It’s amazing what one can find on the internet: new ideas, fascinating people, and of course cats. It is so delightful to discover a deep well of knowledge, learn more about something new to you, or finally grasp the appropriate context needed to gain understanding.
Unfortunately, I’ve discovered that the ease of this insta-knowledge can lead to quick conclusions and easy answers, lulling some to think they “know” something or someone: all of the intimacy with none of the time, and little work.
Internet: Now a substitute for real human interaction. (Yep, it’s spelled wrong in the gif image.)
As a journalist, I was aware of how extensive research can lead to smarter questions. But for this assignment, I was curious to see what goes missing when the process is reversed: Would relying on a trail of facts from the internet create a accurate picture, an appropriate analysis? How close could it come to the truth of an experience, or the essence of an individual? What goes missing? What is assumed?
Sophie Chou laughing over a caffeinated beverage. (at least it is not a salad)
Sophie Chou describes herself as a cat, reader, writer, and Hacker girl.
She told me she was a first year graduate student at MIT, working at the Media Lab. I “knew” this, and a bit more, from what I learned researching her online.
Sophie’s all over the internet, giving a talk about how to democratize data science to a major conference for computer professionals, cooking up really delicious looking inventive food (YUM), and sharing thoughtful and insightful social media and blog posts about her varied interests.
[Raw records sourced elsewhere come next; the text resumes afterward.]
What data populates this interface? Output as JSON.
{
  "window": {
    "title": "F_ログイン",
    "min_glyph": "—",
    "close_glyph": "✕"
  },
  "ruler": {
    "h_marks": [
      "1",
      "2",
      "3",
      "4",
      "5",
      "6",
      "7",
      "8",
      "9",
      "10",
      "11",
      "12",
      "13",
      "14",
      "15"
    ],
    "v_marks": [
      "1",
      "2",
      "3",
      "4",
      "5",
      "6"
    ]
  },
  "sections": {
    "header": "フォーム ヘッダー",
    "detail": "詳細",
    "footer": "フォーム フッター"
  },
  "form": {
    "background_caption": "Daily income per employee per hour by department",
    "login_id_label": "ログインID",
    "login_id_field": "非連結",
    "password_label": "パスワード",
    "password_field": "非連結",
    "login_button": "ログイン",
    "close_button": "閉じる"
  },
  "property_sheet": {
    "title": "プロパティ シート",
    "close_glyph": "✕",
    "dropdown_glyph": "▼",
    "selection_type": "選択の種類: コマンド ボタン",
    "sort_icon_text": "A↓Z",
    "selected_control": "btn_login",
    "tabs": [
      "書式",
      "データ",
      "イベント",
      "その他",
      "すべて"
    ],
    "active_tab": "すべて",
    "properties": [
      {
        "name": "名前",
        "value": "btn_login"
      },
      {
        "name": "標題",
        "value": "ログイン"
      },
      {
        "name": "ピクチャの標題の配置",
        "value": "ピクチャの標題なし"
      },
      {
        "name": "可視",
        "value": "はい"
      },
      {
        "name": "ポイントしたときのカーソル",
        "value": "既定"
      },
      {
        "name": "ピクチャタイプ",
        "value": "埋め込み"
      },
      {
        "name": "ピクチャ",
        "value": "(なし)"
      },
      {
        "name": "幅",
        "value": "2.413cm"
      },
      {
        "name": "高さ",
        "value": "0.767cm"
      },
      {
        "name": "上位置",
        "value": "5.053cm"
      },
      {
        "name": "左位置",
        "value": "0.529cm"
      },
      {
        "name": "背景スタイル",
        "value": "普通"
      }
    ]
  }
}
But becoming a computer scientist, and a creative, was quite the journey.